In Kenya, for example, PfR is helping local officials address changing climate risks, and the hope is that this will eventually hone the somewhat artificial adaptation process at national level.
Another example, by a consortium led by the Near East Foundation within the UK-supported BRACED programme, is work on ‘devolved’ climate finance; cities are also stepping up, as seen at the Habitat III conference in Quito.
At this local scale, adaptation becomes both tangible and practical.
And this brings us – perhaps most excitingly of all – to the practical examples in 2016 that showed how climate risks are increasingly being anticipated before they turn into disasters.
Several actions were triggered in the countries piloting forecast-based financing, for example; I particularly like this positively heartwarming story from Kitui County in Kenya, where the Red Cross helped farmers buy seed for a maize variety known to thrive in the wet conditions that were forecast during El Niño in an otherwise drought-prone region. The result? A bumper crop.
So as we enter the new year and what many political commentators are calling a new era, the overlaps between climate action and humanitarian concerns are bound to continue to grow.
We’ll see more debate about achieving the right balance between mitigation and adaptation, including its humanitarian dimensions; while we in the humanitarian sector continue to argue for climate action to include a significant component on resilience and remain high on the agenda.
There is increased attention to the interaction between climate, migration and conflict, along with the search for better ways to manage rising climate risk in fragile contexts.
We know that many of the people most vulnerable to weather extremes live in conflict-affected areas or near them. An example from recent history is mortality in the 2011 drought in the Horn of Africa, concentrated in southern Somalia clearly not just because of the lack of rain but also because of its combined effect with conflict.
An up-to-date example, reported in media last year, came when a pernicious nexus between conflict, displacement and erratic weather hit food security in northern Cameroon.
We are also expecting continued attention for early action ahead of climate shocks, with processes like the UN blueprint and the recently launched Start Fund addressing under-the-radar emergencies and supplementing similar initiatives by the Red Cross Red Crescent Movement and the UN.
These may provide some of the most effective channels for the developed world to respond to the increasing demand from the most vulnerable countries for help with rising loss and damage from climate change.
And in 2017 we’re also looking even further ahead and building scientific foundations for climate decisions for many years to come.
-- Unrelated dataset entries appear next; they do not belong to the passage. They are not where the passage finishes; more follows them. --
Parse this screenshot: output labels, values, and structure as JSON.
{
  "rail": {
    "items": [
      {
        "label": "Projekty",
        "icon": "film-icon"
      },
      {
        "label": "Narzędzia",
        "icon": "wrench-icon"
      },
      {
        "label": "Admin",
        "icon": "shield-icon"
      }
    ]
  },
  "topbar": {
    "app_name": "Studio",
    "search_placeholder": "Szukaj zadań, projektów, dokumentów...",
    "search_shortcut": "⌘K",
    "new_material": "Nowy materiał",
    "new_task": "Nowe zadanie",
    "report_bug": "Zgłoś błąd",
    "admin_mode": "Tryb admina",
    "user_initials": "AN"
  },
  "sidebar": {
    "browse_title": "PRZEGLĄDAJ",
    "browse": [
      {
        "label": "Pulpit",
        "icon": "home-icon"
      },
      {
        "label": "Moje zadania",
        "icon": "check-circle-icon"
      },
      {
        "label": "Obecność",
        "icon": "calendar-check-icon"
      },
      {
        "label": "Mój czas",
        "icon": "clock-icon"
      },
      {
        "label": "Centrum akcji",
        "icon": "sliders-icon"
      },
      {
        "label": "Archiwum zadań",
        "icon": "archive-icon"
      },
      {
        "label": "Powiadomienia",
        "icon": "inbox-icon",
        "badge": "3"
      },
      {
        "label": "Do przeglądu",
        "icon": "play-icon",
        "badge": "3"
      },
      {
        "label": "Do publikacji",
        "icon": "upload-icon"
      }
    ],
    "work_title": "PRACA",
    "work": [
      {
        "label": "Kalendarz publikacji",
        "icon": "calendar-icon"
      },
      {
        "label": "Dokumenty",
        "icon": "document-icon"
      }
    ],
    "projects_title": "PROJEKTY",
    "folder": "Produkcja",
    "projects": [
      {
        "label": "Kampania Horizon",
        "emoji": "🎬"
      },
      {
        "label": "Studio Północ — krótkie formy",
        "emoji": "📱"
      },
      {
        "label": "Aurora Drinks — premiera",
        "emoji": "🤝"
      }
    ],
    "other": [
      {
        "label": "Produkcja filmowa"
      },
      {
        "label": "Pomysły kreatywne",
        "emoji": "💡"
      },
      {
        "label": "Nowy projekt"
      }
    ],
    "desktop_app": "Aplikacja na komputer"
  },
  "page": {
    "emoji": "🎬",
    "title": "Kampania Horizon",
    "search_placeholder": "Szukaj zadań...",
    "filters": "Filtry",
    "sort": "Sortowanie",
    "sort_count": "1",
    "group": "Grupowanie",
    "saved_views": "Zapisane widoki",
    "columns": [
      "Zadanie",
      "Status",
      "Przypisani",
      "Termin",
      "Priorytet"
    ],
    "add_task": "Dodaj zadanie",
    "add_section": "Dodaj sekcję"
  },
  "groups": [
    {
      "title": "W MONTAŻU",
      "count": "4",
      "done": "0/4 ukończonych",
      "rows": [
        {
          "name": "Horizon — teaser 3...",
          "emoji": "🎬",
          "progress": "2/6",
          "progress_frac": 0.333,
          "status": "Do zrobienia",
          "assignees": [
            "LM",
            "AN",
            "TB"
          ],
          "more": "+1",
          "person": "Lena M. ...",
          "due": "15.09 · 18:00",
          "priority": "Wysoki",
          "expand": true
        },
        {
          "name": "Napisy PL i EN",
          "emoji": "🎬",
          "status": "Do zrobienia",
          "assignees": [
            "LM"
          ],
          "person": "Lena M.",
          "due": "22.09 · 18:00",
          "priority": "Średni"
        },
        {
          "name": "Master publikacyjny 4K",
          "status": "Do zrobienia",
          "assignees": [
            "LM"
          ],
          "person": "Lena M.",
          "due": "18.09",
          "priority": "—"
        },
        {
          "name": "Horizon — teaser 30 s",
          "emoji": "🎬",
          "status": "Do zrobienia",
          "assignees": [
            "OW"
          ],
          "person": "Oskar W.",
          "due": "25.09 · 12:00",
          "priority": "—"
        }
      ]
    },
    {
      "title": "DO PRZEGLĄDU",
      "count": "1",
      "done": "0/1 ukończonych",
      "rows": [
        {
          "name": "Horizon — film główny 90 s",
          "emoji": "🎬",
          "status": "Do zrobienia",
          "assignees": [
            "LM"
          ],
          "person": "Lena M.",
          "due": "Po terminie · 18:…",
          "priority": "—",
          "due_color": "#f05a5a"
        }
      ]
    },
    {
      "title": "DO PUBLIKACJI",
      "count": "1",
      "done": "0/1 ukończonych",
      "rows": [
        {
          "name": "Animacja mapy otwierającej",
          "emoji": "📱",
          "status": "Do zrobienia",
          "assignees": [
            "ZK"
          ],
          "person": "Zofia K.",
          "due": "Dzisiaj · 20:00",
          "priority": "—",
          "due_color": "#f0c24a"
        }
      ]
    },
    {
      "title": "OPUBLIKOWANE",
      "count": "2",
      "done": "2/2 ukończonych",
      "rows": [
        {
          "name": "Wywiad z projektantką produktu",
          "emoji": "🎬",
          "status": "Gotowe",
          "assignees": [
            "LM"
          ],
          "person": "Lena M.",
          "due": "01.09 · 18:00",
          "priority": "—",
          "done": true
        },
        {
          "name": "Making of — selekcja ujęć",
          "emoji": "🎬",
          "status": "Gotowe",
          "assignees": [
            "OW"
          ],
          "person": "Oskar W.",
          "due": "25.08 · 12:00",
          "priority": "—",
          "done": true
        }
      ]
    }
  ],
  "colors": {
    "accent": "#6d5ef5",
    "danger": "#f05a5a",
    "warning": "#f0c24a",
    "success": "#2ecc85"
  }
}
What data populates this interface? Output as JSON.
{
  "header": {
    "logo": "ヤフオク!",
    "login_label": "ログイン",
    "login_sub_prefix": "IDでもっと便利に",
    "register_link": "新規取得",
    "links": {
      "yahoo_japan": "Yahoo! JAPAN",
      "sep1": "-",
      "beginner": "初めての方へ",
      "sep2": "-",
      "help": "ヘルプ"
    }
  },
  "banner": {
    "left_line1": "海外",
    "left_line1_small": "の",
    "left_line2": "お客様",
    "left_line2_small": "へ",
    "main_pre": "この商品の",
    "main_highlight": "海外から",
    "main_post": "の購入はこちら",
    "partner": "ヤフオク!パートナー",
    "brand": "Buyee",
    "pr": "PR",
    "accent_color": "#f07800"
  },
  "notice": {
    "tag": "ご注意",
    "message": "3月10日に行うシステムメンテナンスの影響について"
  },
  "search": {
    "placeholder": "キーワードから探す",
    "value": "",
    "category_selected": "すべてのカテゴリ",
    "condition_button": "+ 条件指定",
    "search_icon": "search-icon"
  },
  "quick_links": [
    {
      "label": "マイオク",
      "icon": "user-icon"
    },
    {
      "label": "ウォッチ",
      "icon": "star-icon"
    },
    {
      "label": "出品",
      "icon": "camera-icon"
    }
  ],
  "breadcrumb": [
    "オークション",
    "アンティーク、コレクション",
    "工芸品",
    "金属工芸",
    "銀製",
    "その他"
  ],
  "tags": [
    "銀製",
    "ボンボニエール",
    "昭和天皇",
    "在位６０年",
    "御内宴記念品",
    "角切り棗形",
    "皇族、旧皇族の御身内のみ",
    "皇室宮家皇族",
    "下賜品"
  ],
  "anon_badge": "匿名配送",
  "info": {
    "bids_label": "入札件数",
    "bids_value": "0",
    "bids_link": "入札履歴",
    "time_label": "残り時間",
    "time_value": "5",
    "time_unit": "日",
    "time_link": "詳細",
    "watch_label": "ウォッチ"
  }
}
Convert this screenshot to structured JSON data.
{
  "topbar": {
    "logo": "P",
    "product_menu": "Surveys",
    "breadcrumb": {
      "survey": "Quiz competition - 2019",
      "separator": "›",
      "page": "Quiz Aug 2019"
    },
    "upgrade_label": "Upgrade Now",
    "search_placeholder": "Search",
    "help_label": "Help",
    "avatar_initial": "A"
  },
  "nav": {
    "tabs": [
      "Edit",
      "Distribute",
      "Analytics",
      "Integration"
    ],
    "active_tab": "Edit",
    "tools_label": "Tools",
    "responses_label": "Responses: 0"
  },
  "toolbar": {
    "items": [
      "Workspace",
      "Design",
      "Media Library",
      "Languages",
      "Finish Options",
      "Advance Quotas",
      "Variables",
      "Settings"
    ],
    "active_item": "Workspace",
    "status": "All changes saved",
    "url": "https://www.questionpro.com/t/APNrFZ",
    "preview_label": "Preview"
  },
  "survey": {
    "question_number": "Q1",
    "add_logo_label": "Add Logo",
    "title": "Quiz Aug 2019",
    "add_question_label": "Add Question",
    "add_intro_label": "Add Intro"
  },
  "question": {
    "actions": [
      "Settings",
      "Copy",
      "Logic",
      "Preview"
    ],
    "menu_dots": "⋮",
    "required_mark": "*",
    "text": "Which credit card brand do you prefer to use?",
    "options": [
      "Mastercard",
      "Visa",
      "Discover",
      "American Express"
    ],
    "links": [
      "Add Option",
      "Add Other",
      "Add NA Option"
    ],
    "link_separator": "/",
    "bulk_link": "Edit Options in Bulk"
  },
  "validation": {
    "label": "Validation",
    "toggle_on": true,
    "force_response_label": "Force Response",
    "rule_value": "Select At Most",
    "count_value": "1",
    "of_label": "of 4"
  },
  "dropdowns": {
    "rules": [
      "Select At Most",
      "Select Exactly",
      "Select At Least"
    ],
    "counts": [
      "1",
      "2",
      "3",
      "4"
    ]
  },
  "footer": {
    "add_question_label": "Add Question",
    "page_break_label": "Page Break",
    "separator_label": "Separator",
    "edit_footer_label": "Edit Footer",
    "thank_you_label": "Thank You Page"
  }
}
The Intergovernmental Panel on Climate Change, for example, is commencing work on its special report on 1.5 degrees as well as its next full assessment cycle, ‘AR6’.
In April the Climate Centre is joining the IPCC in a workshop to prepare for the AR6 scoping process, looking at how best to frame the management of climate risk with a focus on the most vulnerable.
And over time, we’re likely to witness growing attention to geoengineering, which seems all-but unavoidable to stay below 1.5 degrees, but which may have major side-effects affecting those worst-placed to express an opinion: the world’s most vulnerable people.
So, in 2017, watch this space.
*Dr Maarten van Aalst is the director of the Red Cross Red Crescent Climate Centre. He holds a PhD in atmospheric science and contributed to the IPCC’s special report on extremes and its fifth assessment report, known as ‘AR5’.
Image: At the 2016 Development & Climate Days event in Marrakech, Moroccan Red Crescent volunteers and facilitators from the US ‘Applied Improvisation Network’ form a flash mob illustrating heatwave precautions. For the first time in the history of D&C Days, the private sector was involved in the form of the ‘We Mean Business’ coalition of influential businesses and investors working for a transition to a low-carbon and resilient economy. (Photo: Alex Wynter/Climate Centre)